available languages: englishУкраїнська July 19, 2018

Reforming the functions of Ukraine’s Public Prosecutor’s Office: new constitutional provisions and their (pending) implementation

Read the full paper in English or in Ukrainian.

Executive Summary

Until 2016, the scope of powers of Ukraine’s Public Prosecutor’s Office (PPO) was based on the old Soviet model under which that Office enjoyed broad powers of ‘general supervision’ of legality over all actions of state bodies and private persons. Rather than the limited sphere of criminal investigation that lawyers elsewhere associate with the term ‘public prosecution’, the Soviet-style prosecutor (‘prokuror’) could control and investigate any state body, any private body and any individual at any point at his or her own discretion.

This Soviet concept of the office cut across the separation of powers and in a corrupt environment became a tool of abuse: no better way to blackmail political opponents than unleashing the prokuror and no easier way for his office to collect bribes from someone than to threaten them with legal proceedings.

Ukraine’s Parliament made a big step forward when it abolished this power of ‘general supervision’ in the constitutional amendments of 2016 despite the stiff resistance from the PPO itself and some politicians. The resistance to these changes is now carried out through the drafting of ordinary legislation, which may reverse progress at the constitutional level through the adoption of laws that do not reflect the constitutional text.

The PPO now has three functions :

  • pleading criminal charges;
  • organising and procedurally managing pre-trial investigations, deciding on other legally determined issues during criminal proceedings, and supervising covert and other investigative and search activities conducted by law enforcement agencies; and
  • representing State interests in exceptional cases and under the procedure defined by law.

According to the transitional provisions of the Constitution, the PPO temporarily retains some supervisory (those concerned with the deprivation of personal liberty) and investigative functions until they are overtaken by other competent authorities that are yet to be created.

The abolishment of the “general supervision” is a breakthrough but the battle is not yet won.

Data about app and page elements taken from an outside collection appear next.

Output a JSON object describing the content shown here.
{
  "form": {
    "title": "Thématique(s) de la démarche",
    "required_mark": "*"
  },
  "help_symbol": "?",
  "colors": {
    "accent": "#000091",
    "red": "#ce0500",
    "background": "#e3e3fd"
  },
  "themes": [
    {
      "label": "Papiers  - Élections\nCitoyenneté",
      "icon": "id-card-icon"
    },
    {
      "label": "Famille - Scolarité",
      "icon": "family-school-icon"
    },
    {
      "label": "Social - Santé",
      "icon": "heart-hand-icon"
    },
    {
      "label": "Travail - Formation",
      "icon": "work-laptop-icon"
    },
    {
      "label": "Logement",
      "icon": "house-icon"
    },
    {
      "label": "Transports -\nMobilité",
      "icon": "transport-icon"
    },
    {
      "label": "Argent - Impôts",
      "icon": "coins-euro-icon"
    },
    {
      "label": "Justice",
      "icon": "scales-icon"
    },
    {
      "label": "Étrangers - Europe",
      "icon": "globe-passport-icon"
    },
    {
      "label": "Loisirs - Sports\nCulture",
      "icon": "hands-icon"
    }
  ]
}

The new constitutional provisions need to be implemented with more legal detail in ordinary laws (especially the law on the PPO and the Criminal Procedures Code) and applied by the state.

In particular, the ambiguous language of the PPO’s function to “organise and procedurally manage” pre-trial investigations opens the door for an expanded scope of authority of the PPO as long as they remain at least tenuously related to pre-trial investigations.

 

Photo by Sasha Maksymenko/flickr.